"I have three stitches on the corner of my left eye," she said. "When I was in Galena several years ago, I was thinking I was in my own bed. I heard my alarm go off, I went to turn it off. I was staying with a friend who had a sharp table right beside the bed. When I went to turn the alarm off, I ended up rolling off the bed and hitting my eye on the table."
The candidates, despite their relentless schedules, know they won't make it to every community.
"I haven't even counted them," Lincoln said of her campaign stops so far. "If I counted them, I probably would get discouraged. One year, I tried to get to every one of my 94 communities (under the previous district lines), and I traveled steady for three months without ever getting back to my own bed. I got to 76."
The candidates also stay in touch through telephone and e-mail, contacting tribal and municipal officials in communities they might not be able to visit.
Unlike traditional campaigns, the vote-getting appeals in District C usually are at the retail, rather than wholesale level.
"In order to be heard in some of the communities, I have to do a (paid) radio spot here in Fairbanks," Lincoln said. She faults the urban media for scant coverage of rural election campaigns.
But with the lack of a central media market, advertising dollars are widely dispersed.
"I'm a statewide candidate, so I have to advertise just about everywhere," Carter said.
Lincoln decided against commissioning a $7,500 opinion poll and instead directed the money toward written materials and postage.
Lawn signs don't play the normal role, either. Lincoln often has to tell supporters that the signs should be on the lawns, not inside their homes.
When voters finally get to meet the candidates, they do hear differences.
Lincoln, still striking and colorful at age 59, is one of the most prominent Native voices in the state. She is one of the few lawmakers who have backed the Gwich'in Indians of Arctic Village in their opposition to oil exploration in the Arctic National Wildlife Refuge.
And she is an ardent supporter of constitutional protection for subsistence hunting and fishing in rural areas, an issue at the center of the urban-rural divide. The federal government now manages subsistence on federal lands and navigable waters -- about two-thirds of Alaska -- because of the Legislature's refusal to put a constitutional amendment for a rural priority on the election ballot.
Carter started off his campaign opposed to the constitutional amendment but now says he's willing to have the public vote.

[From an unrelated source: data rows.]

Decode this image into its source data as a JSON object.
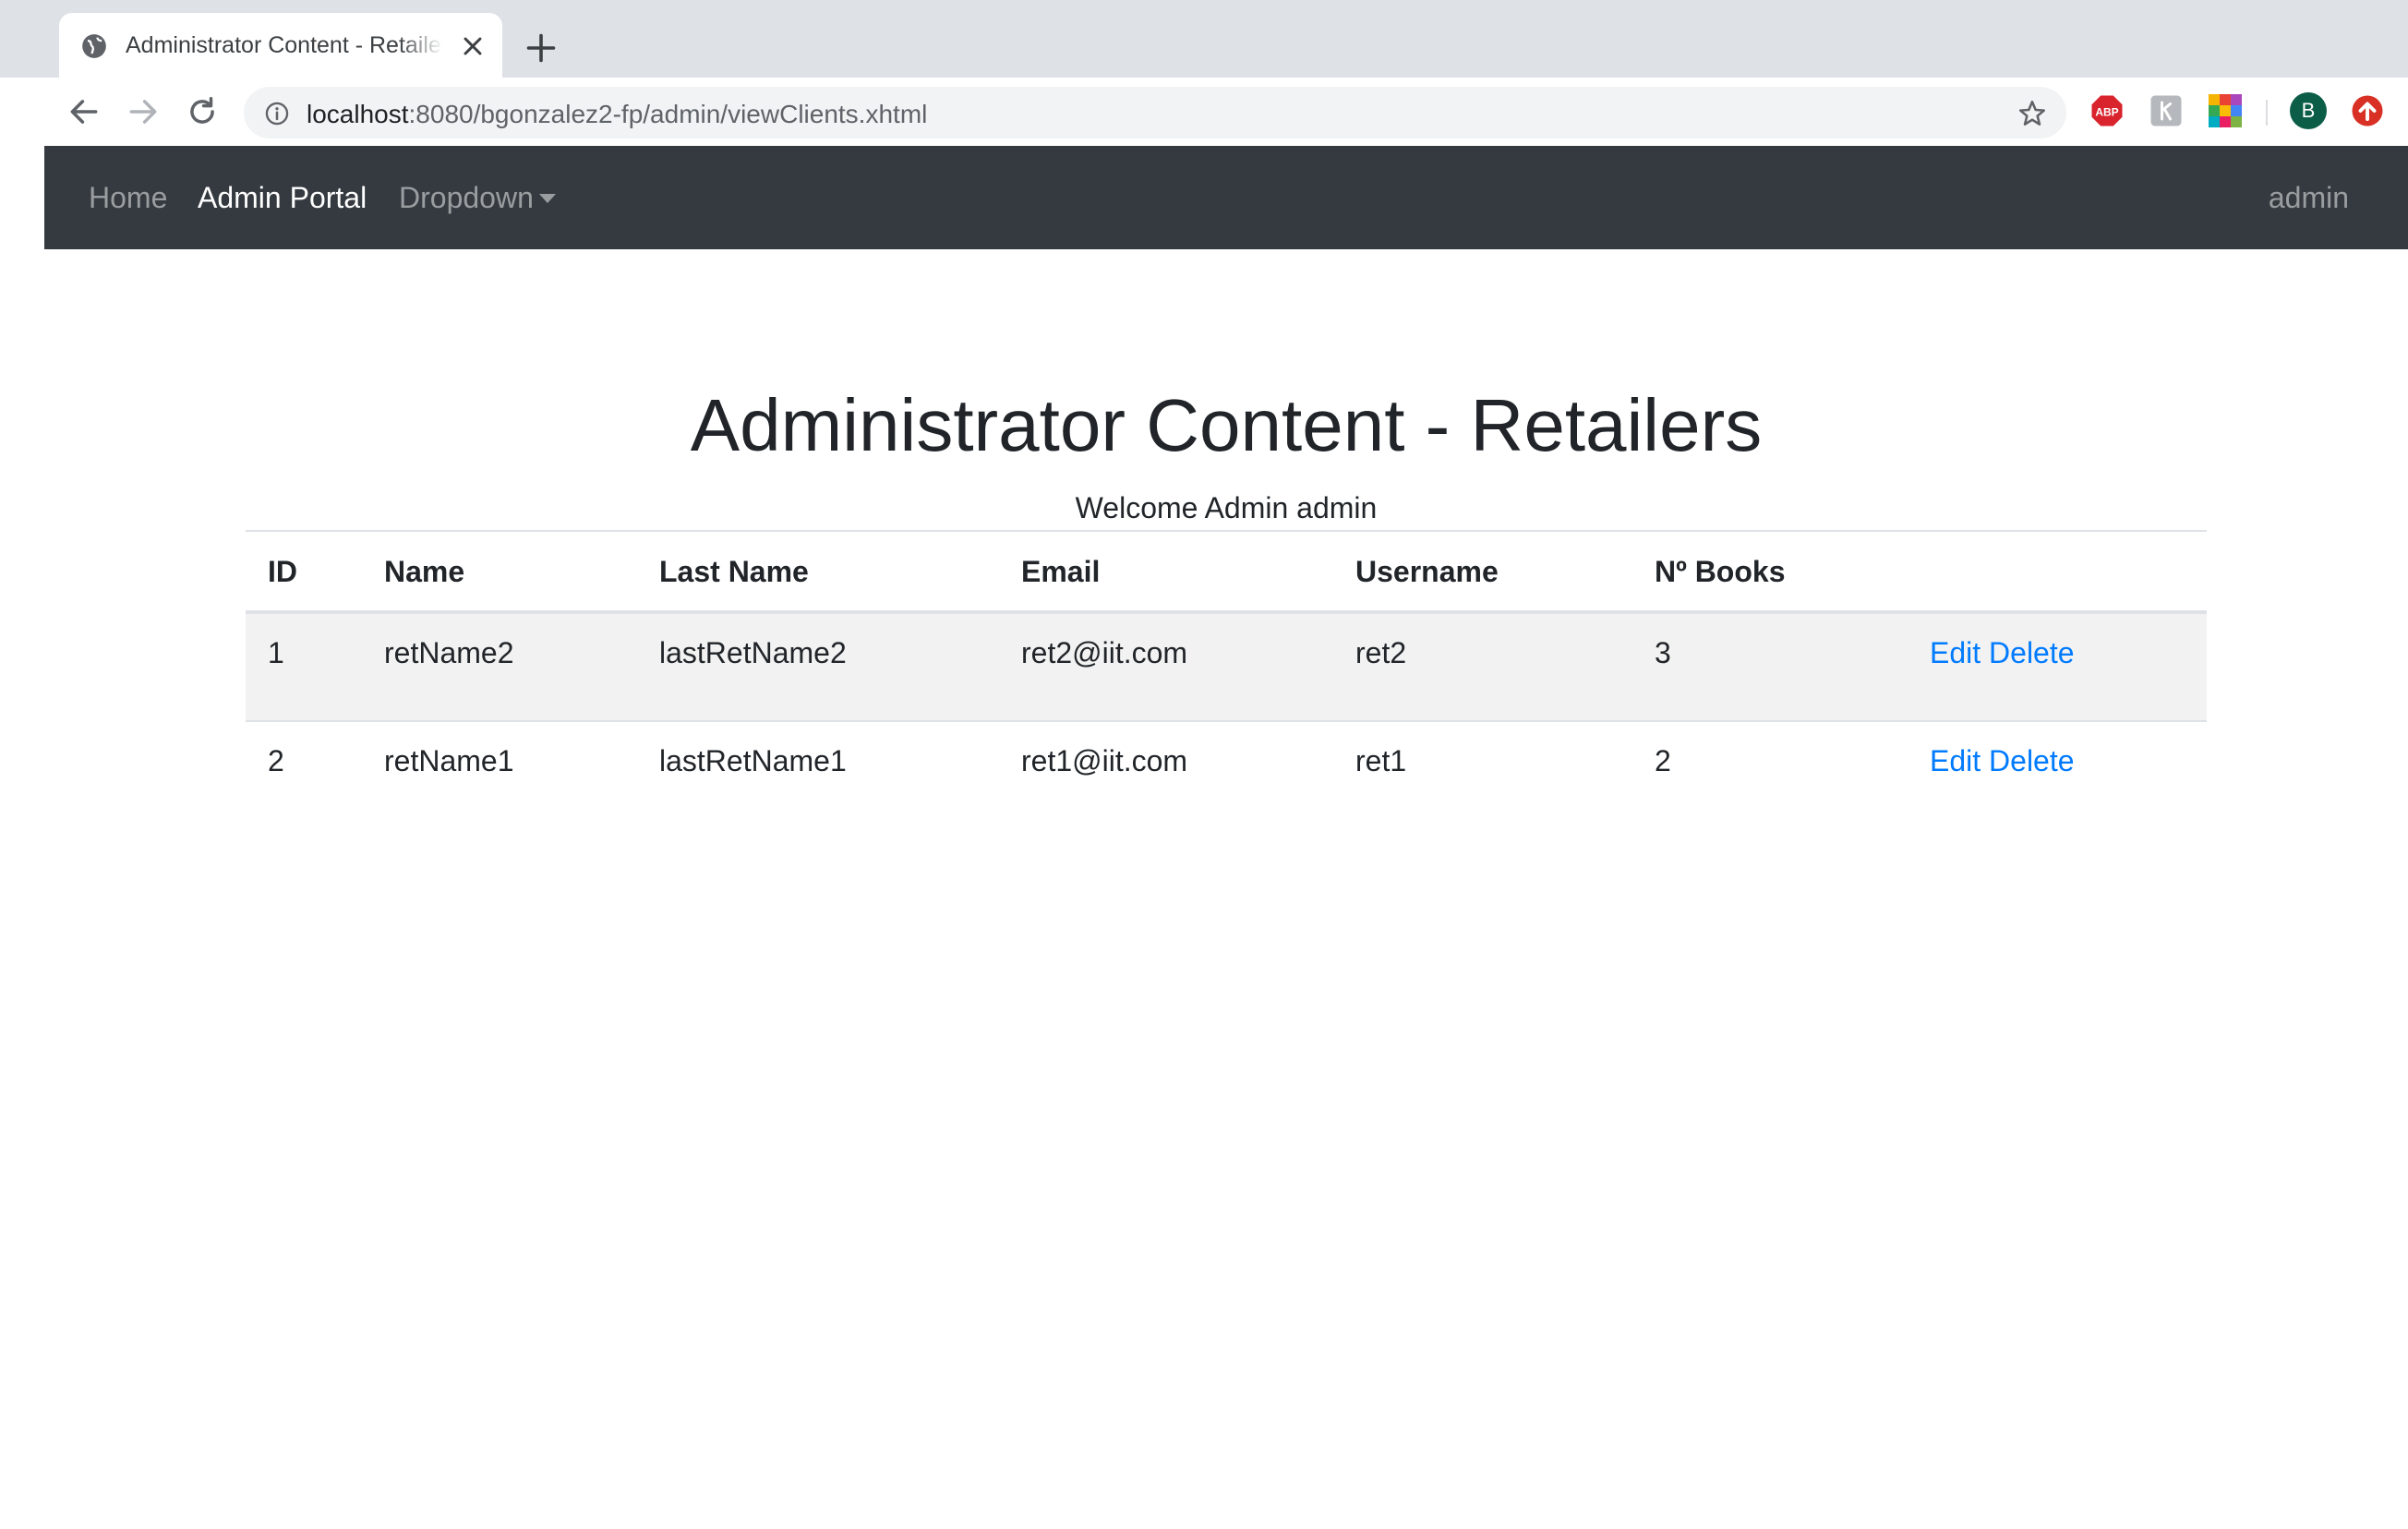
{
  "browser": {
    "tab_title": "Administrator Content - Retailers",
    "url_host": "localhost",
    "url_path": ":8080/bgonzalez2-fp/admin/viewClients.xhtml",
    "avatar_letter": "B",
    "icons": [
      "globe-icon",
      "close-icon",
      "plus-icon",
      "back-arrow-icon",
      "forward-arrow-icon",
      "reload-icon",
      "info-icon",
      "star-icon",
      "adblock-icon",
      "extension-icon",
      "color-grid-icon",
      "update-icon"
    ]
  },
  "navbar": {
    "brand_bg": "#343a40",
    "items": [
      {
        "label": "Home"
      },
      {
        "label": "Admin Portal"
      },
      {
        "label": "Dropdown"
      }
    ],
    "user": "admin"
  },
  "page": {
    "title": "Administrator Content - Retailers",
    "welcome": "Welcome Admin admin"
  },
  "table": {
    "headers": [
      "ID",
      "Name",
      "Last Name",
      "Email",
      "Username",
      "Nº Books",
      ""
    ],
    "rows": [
      {
        "id": "1",
        "name": "retName2",
        "last_name": "lastRetName2",
        "email": "ret2@iit.com",
        "username": "ret2",
        "books": "3",
        "edit": "Edit",
        "delete": "Delete"
      },
      {
        "id": "2",
        "name": "retName1",
        "last_name": "lastRetName1",
        "email": "ret1@iit.com",
        "username": "ret1",
        "books": "2",
        "edit": "Edit",
        "delete": "Delete"
      }
    ]
  },
  "colors": {
    "link": "#007bff",
    "navbar": "#343a40",
    "stripe": "#f2f2f2"
  }
}
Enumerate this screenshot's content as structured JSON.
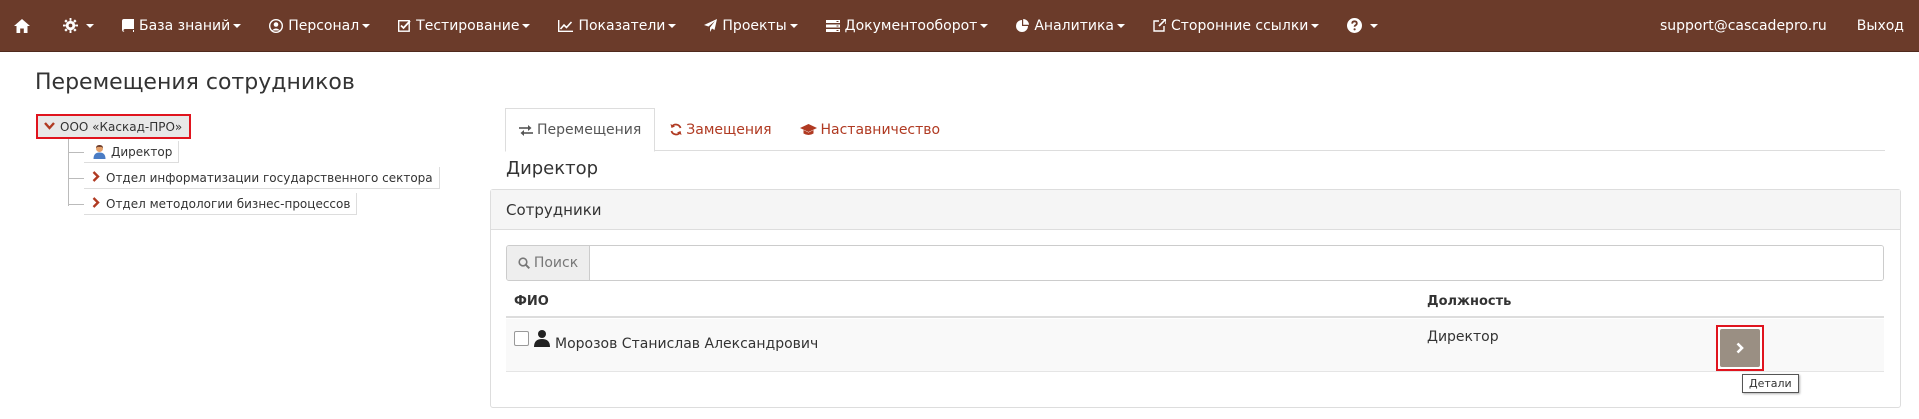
{
  "colors": {
    "navbar_bg": "#6b3b2a",
    "accent": "#b03a22",
    "highlight_border": "#e0141e",
    "details_button": "#9a8f83"
  },
  "navbar": {
    "home_icon": "home-icon",
    "settings_icon": "gear-icon",
    "items": [
      {
        "label": "База знаний",
        "icon": "book-icon"
      },
      {
        "label": "Персонал",
        "icon": "user-circle-icon"
      },
      {
        "label": "Тестирование",
        "icon": "checkbox-icon"
      },
      {
        "label": "Показатели",
        "icon": "line-chart-icon"
      },
      {
        "label": "Проекты",
        "icon": "paper-plane-icon"
      },
      {
        "label": "Документооборот",
        "icon": "server-icon"
      },
      {
        "label": "Аналитика",
        "icon": "pie-chart-icon"
      },
      {
        "label": "Сторонние ссылки",
        "icon": "external-link-icon"
      }
    ],
    "help_icon": "question-circle-icon",
    "user_email": "support@cascadepro.ru",
    "logout_label": "Выход"
  },
  "page": {
    "title": "Перемещения сотрудников"
  },
  "tree": {
    "root_label": "ООО «Каскад-ПРО»",
    "nodes": [
      {
        "label": "Директор",
        "icon": "person-icon"
      },
      {
        "label": "Отдел информатизации государственного сектора",
        "icon": "chevron-right-icon"
      },
      {
        "label": "Отдел методологии бизнес-процессов",
        "icon": "chevron-right-icon"
      }
    ]
  },
  "tabs": [
    {
      "label": "Перемещения",
      "icon": "exchange-icon",
      "active": true
    },
    {
      "label": "Замещения",
      "icon": "refresh-icon",
      "active": false
    },
    {
      "label": "Наставничество",
      "icon": "graduation-cap-icon",
      "active": false
    }
  ],
  "section": {
    "title": "Директор"
  },
  "panel": {
    "heading": "Сотрудники",
    "search_label": "Поиск",
    "search_value": "",
    "columns": {
      "fio": "ФИО",
      "position": "Должность"
    },
    "rows": [
      {
        "name": "Морозов Станислав Александрович",
        "position": "Директор"
      }
    ],
    "details_tooltip": "Детали"
  }
}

Carter, 52, owns a gardening business and does weather observations for the FAA. He echoes the pro-development themes of Republican gubernatorial candidate Frank Murkowski, a U.S. senator.
Carter favors opening Alaska's National Wildlife Refuge (ANWR). And he agrees with Murkowski that the existing tax regime is adequate to close the state's fiscal gap, estimated at $1 billion when reserves run out in two or three years. The size of the fiscal gap is based largely on the price of oil, which accounts for about 80 percent of state general-purpose spending.
"The U.S. is gearing up for war with Iraq," Carter says. "I guarantee you if it does, the price of oil will jump to $40 a barrel." The historical average of the price of Alaska's North Slope oil is less than half of that. Recently, prices have been just under $30.
Alaska is the only state without either a statewide sales tax or an income tax. Lincoln, a member of the Democratic minority caucus in the Senate, has been among a bipartisan group of legislators pushing for new sources of revenue.
Whatever happens in the District C race, Republicans are expected to maintain control of the Legislature. And the urban-rural divide, including alleged disparities in the education aid formula and school construction and maintenance schedule, is likely to continue.
Whether District C itself continues indefinitely might be another matter.
The exodus from rural areas hasn't abated, and ultimately that could result in the nation's largest legislative district growing even larger. One political science professor has speculated that after the next Census in 2010 the U.S. Justice Department will step in and require Alaska to increase the size of the Legislature.